I can see two marksmen on the roof of the apartment block over the road. They are staring down the scopes of their rifles which are permanently trained on our table. Both marksmen are wearing full combat kit. It must be really uncomfortable up there.
I finish the last of my beer and gather up my cigarettes and wallet.
“Right then,” I say in a voice which I hope sounds both confident and defiant. “We should probably leave now.”
As I push back my chair and stand up three totally unexpected things happen almost simultaneously. They happen so fast that my brain barely has time to register anything before it is too late. The first thing to happen is that Liverpool score a goal. This in itself is not entirely unexpected but it came from out of nowhere nonetheless. Nikos cannot contain himself. He hurls himself towards the TV screen cheering with shock and delight. As a result a fairly hefty explosion rocks the Klef. The blast is loud enough to make Kat and I instinctively duck for cover and knocks the air from our lungs. Shattered glass rains down everywhere as thick white smoke billows across the bar. We can hear the explosion rolling around Pilafkos. As the noise and smoke begin to clear we straighten up and survey the damage. Remarkably the TV screen is undamaged. Liverpool are still celebrating. Nikos is nowhere to be seen. He has simply disappeared. The only trace and clue he leaves behind is an arm. It is still handcuffed to the bar. At least Nikos died happy.

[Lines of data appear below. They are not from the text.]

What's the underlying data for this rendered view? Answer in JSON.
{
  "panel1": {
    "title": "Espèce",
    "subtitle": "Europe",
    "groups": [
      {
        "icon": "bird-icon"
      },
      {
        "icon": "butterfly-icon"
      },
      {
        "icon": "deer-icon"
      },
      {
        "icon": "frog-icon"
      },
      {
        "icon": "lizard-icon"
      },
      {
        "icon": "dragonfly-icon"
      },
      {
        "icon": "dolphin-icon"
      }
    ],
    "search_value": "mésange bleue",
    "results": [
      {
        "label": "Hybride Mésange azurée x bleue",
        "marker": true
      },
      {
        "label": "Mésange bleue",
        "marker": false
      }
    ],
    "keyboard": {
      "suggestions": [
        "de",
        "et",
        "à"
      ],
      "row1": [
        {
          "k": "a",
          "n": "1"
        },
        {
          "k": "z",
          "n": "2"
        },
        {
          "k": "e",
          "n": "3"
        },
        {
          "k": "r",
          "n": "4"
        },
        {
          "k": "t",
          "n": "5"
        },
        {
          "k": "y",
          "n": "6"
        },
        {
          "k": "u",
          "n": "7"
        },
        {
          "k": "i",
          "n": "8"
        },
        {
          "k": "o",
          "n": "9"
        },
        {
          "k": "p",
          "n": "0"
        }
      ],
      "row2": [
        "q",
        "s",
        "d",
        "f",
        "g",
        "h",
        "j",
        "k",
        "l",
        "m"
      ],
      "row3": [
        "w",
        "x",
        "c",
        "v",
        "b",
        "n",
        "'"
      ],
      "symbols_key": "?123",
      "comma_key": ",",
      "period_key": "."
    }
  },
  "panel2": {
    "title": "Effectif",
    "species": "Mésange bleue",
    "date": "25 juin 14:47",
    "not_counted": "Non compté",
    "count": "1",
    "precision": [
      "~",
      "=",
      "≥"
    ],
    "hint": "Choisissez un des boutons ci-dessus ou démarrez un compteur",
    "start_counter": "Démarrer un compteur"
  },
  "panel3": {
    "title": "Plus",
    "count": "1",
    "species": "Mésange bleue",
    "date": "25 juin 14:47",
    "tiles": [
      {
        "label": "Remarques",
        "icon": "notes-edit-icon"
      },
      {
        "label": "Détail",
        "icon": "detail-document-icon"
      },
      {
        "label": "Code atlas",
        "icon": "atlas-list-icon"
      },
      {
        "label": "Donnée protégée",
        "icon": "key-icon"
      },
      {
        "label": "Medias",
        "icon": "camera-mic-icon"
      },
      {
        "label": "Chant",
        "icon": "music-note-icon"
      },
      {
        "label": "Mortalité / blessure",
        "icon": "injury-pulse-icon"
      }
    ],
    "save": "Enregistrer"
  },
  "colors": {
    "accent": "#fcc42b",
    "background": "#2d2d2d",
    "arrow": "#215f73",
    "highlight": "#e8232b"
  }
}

The third and probably most unexpected thing to happen is that some damn fool then shoots Kat in the head. She drops like a brick at my feet.